Friday, November 5, 2010

Learning to Read

Lesen in Silben: ABC der Tiere 1. (Reading in Syllables: ABC of the Animals) Romarie Handt and Klaus Kuhn, 88 pp
Publisher: Mildenberger
ISBN: 978-3-619-14290-3 (Hardcover)
See the publisher's website for price and orders:
German Level: Beginning
For a long time we flipped back and forth on how to teach reading. Do we start with German? Do we start with English? Do we try both at the same time? After talking with some other German/English families, we decided to begin with German. There are the umlauted letters to learn, but the language is much more phonetically regular than English. Our three-year-old has started this program, and so far it has been a great success. This does not necessarily speak to the genius of our daughter, but I think her success with the book at such a young age speaks to the simplicity and easy-to-follow approach of this book.
The first lesson is "Mu". What does the cow say? Mu, mu, mu. Gradually, the other vowels are added to m, and the stories grow. Then, there is only to introduce new consonants in following lessons. In later lessons, the syllables are separated by alternating colors, offering a big help to the little learner. There is a fantastic workbook that goes with the reader that would work well for older learners.
Unfortunately, this book is not available from Amazon just now. You must order from the publisher by clicking the link above.


  1. Although I don't teach reading until the child has lost his or her first teeth (normally around age 6 or 7), I do think that teaching German first makes more sense also. It is easier to learn at the beginning. English comes quickly later.

  2. For our first graders we have used the Tobi-Fibel with great success.

  3. I have found Lesen mit Silben so easy to use with our three year old and would recommend it to others. She loves books and wants nothing more than to read even if by herself, so we thought, why not teach her how to read? We are able to do just one lesson a week, sometimes more when she is excited, sometimes less when she is grumpy. I am sure it is meant to go more quickly than that, but she has certainly not lost her first tooth yet. She moves along when she is ready. Can you tell me more about Tobi-Fibel? Does it teach phonetically?

  4. I have never heard anybody talking about teaching German phonectically or not phonetically. In Germany you learn the letters and from there you build your words. So the first words in the "Tobi-Fibel" are names with a few letters, like "Alo" or "Ela." You than move on to longer words and short sentences. The most common letters are introduced first. Words with letters like x or y are introduced last. There is a workbook that goes with the "Fibel." It introduces the spelling rules and some simple grammar that go with the lessons in the "Fibel." You can also get a manuscript and cursive workbook that accompany the lessons. I don't have the teacher's manual because you need to be a German teacher to get it, but I don't think it's necessary. I love the pretty pictures in the "Tobi-Fibel." What is also unique about it is the story format. Each new letter/word gets introduced in a story that continues through the book, a story about the "Tobis."

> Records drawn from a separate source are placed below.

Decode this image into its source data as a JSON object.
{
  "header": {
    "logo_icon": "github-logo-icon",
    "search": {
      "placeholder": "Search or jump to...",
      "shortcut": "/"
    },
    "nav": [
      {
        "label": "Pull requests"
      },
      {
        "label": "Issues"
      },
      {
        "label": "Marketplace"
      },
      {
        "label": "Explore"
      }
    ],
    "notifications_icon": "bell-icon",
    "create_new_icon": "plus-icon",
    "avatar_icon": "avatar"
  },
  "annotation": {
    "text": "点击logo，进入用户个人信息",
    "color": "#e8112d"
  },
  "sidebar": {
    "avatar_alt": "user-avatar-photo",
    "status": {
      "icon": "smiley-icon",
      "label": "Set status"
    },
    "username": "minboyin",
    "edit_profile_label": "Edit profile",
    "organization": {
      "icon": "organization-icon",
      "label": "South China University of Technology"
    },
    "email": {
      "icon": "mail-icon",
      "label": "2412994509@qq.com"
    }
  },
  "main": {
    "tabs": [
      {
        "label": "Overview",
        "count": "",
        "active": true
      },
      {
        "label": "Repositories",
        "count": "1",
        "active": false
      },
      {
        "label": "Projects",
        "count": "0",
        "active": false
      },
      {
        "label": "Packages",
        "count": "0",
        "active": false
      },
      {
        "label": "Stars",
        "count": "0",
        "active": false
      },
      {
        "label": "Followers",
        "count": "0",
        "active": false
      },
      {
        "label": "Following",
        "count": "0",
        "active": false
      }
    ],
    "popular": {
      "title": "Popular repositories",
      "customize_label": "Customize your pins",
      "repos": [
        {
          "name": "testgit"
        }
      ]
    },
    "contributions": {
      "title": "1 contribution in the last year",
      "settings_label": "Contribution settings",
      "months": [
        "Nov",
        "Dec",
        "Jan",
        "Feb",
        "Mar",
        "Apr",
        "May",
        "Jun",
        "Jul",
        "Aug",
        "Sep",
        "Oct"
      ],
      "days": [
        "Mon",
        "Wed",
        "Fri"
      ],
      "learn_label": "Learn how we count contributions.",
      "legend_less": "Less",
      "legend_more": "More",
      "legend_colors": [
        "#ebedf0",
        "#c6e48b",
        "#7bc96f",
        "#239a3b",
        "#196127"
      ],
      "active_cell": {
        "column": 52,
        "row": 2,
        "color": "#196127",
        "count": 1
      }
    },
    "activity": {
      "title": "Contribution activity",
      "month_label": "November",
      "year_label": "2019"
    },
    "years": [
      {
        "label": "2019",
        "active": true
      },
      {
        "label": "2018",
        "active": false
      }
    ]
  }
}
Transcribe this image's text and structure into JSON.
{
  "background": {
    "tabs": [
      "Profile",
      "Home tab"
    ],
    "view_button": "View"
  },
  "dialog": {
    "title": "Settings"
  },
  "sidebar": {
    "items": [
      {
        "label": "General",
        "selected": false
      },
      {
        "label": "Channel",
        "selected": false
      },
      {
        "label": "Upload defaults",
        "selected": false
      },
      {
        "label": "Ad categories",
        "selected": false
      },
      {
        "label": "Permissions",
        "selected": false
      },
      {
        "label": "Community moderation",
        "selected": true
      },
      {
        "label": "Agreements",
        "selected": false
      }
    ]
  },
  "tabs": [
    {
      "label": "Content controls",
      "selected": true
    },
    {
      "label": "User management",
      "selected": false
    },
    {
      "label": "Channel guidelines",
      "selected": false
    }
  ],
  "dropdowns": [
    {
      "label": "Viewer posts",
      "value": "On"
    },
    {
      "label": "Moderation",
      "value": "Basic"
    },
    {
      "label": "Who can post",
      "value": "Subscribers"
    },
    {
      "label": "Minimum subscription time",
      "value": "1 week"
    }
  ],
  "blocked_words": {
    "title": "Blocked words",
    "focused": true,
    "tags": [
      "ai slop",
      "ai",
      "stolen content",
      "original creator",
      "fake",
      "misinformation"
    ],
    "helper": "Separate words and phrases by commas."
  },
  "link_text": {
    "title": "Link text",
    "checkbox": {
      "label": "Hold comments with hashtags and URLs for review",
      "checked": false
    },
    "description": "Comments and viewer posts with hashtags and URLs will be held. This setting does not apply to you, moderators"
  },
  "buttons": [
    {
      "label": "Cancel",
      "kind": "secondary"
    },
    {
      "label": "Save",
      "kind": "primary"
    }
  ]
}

    Just a brief explanation why I don't teach reading to the really young ones. I follow the child development theory as taught in the Waldorf schools (they are from Germany). The first seven years of a child are reserved primarily for the physical development, enriched by the arts, music, movement, and storytelling. All academic subjects don't start until first grade.

  5. Very good. It sounds like Tobi-Fibel is very similar to Lesen in Silben, except that the stories are about a family. I think I like that concept very much! Lesen in Silben builds up to stories as well that are mostly based on fairy tales, which I also find appealing.
    A note about education of the wee-ones: Another good book you might enjoy about early child development is "Better Late than Early". In general, I like that we moms can notice when our children are ready to learn something, and that often does not follow the standard order. Each child develops similarly, yet each child has different talents. My daughter has a proclivity to read early, my son #1 probably does not, but son #3 seems to have the same proclivity as daughter #1. Son #2 has a fantastic musical ear, however, and seems ready soon to start with instruments.
    For clarification, most of our daily time is spent doing just what you have described: physical dev., arts, music, rhythm, and storytelling, but 5 minutes per day are spent with mama and daughter cuddled up on the couch "reading" a new story that only she can read. She loves this time with me, and she loves that she can recognize words in other places now! So, although reading is often called an "academic" subject, I think it should be thought of as a wonderful tool for humanity and a great aid for our children as persons when they are ready for it. It might be at 3 years old or 12 years old. Either way, fun and developmentally enriching! :)